[[ MATERIAL FOR THE TASK open ]]
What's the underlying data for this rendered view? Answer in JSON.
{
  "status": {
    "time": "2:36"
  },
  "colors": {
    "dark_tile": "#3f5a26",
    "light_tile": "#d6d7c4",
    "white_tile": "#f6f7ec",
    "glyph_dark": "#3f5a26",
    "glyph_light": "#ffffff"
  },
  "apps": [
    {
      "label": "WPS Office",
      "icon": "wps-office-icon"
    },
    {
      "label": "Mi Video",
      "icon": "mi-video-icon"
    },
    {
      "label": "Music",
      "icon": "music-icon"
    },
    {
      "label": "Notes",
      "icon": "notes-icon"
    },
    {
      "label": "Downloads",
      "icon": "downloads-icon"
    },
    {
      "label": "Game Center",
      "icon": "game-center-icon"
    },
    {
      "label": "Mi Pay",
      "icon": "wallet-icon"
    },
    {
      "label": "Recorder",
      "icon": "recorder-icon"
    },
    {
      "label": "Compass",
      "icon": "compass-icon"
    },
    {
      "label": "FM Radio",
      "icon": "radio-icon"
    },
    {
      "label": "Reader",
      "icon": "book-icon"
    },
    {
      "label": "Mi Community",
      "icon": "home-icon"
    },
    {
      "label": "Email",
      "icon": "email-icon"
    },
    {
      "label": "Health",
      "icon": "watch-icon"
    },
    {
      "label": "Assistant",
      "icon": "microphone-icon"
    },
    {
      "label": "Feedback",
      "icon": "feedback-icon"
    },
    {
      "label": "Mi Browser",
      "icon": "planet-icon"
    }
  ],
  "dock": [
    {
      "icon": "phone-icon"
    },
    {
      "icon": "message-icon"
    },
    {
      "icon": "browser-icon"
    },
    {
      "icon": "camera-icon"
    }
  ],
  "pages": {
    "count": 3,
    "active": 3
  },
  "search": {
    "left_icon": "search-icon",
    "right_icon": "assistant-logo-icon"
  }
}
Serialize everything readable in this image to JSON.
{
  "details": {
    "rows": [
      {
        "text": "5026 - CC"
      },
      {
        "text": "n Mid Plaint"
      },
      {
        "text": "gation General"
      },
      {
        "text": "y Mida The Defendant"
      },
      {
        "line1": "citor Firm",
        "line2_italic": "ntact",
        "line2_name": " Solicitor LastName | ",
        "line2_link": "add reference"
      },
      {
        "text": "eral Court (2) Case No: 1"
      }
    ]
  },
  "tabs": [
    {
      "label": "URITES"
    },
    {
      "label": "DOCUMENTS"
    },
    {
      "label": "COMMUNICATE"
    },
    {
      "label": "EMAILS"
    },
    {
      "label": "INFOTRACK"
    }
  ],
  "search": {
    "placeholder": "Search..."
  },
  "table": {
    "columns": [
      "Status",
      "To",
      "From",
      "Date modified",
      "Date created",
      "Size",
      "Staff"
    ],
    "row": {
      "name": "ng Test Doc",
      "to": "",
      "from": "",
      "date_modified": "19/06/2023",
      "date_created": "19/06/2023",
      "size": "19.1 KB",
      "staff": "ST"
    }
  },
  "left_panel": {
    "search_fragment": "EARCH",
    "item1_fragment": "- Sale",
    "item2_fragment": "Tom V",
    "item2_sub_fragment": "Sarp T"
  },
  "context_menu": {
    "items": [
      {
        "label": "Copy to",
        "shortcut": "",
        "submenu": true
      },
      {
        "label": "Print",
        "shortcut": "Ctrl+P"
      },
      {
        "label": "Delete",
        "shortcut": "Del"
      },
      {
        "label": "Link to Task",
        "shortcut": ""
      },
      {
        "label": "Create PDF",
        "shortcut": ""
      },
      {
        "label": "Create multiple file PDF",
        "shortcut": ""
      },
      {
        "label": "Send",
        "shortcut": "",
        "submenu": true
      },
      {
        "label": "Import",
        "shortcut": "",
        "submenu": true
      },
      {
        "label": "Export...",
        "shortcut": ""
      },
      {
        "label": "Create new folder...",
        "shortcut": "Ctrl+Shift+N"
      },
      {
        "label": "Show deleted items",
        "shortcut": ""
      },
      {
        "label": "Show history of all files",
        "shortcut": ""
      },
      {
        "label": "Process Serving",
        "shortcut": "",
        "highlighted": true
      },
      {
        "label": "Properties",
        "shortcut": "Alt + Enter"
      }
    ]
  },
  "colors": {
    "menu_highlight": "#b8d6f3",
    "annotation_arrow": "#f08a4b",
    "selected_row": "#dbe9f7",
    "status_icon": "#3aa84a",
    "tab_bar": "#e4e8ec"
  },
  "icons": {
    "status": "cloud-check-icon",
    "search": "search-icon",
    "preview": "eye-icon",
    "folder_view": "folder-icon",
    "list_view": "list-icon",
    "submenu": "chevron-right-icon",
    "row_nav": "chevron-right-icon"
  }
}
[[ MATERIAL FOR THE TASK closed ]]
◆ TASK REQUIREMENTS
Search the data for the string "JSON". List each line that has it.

◆ SOLVED PROBLEM
What's the underlying data for this rendered view? Answer in JSON.
Serialize everything readable in this image to JSON.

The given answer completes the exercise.